• [Exercise]:
Return every line of the data that contains the string "description".

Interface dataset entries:
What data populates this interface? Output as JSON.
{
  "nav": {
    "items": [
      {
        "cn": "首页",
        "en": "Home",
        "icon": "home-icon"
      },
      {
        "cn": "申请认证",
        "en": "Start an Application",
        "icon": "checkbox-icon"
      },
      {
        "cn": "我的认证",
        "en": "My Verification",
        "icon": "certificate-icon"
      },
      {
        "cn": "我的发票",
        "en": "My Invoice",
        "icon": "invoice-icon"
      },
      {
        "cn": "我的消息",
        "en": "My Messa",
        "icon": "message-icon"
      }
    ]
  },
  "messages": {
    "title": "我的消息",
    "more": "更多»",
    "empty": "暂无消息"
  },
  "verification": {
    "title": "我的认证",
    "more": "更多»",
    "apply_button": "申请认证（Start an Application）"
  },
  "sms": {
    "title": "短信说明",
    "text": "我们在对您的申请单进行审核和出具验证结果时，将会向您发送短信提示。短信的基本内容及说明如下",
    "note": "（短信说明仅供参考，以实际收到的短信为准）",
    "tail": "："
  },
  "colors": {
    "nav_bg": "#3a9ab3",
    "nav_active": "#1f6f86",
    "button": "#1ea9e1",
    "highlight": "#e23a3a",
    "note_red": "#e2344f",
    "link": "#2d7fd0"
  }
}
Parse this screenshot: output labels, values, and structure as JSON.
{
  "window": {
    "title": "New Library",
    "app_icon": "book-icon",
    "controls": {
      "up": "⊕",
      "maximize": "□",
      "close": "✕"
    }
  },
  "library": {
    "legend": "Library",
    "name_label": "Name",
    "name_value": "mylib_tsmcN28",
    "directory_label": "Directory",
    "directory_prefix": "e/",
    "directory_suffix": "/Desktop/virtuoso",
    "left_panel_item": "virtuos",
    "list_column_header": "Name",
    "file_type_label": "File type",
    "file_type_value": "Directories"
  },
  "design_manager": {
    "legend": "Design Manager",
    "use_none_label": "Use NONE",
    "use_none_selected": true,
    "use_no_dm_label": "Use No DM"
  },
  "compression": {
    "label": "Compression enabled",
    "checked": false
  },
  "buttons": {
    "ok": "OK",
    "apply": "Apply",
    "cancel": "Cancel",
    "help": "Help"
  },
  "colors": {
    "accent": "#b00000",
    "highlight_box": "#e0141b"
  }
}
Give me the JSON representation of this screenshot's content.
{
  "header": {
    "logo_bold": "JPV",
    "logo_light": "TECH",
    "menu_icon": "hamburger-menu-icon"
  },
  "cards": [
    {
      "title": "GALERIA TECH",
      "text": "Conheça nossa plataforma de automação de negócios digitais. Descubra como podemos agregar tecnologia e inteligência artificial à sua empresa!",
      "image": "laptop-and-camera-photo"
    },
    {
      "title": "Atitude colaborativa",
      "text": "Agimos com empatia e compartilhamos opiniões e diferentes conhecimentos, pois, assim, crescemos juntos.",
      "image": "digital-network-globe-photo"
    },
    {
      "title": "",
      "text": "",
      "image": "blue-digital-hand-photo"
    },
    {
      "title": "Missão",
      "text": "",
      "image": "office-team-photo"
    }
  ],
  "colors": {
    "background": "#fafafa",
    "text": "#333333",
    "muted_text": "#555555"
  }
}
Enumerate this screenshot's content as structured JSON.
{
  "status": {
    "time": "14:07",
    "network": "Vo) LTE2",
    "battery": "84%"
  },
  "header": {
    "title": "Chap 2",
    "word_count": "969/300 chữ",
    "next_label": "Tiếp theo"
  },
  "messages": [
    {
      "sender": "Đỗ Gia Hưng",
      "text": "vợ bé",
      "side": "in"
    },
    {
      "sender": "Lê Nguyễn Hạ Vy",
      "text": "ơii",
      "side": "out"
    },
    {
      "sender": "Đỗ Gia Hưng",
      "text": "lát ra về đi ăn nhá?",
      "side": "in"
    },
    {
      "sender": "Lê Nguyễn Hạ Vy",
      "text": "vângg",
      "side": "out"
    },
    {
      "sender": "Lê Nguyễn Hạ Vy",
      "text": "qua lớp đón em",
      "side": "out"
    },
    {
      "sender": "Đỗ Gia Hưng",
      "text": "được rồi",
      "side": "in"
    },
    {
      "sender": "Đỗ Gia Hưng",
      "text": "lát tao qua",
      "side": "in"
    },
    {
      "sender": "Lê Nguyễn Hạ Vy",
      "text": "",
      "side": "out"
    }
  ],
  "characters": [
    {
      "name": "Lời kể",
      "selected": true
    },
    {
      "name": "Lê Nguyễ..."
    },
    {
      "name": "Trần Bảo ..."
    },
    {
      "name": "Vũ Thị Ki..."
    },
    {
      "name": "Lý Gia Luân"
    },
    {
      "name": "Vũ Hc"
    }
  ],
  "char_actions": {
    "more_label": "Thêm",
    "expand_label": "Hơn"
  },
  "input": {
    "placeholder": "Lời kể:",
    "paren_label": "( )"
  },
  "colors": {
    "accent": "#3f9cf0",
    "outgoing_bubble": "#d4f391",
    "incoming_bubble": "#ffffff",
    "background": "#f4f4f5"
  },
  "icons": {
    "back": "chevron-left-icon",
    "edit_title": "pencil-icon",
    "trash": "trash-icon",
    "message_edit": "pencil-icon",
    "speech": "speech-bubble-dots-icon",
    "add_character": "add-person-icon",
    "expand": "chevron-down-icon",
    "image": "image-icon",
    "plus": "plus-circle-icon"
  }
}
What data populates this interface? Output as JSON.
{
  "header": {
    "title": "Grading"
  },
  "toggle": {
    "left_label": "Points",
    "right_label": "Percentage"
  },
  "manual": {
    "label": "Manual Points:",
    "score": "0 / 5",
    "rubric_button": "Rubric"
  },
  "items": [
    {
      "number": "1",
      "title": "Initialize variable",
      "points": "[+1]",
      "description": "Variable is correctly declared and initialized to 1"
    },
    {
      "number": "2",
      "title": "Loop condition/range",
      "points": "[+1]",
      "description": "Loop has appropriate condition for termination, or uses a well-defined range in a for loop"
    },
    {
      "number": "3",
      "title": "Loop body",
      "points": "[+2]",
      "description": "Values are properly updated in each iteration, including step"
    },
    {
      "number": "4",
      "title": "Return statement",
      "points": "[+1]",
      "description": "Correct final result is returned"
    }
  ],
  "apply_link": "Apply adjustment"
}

• [Reply]:
      "description": "Variable is correctly declared and initialized to 1"
      "description": "Loop has appropriate condition for termination, or uses a well-defined range in a for loop"
      "description": "Values are properly updated in each iteration, including step"
      "description": "Correct final result is returned"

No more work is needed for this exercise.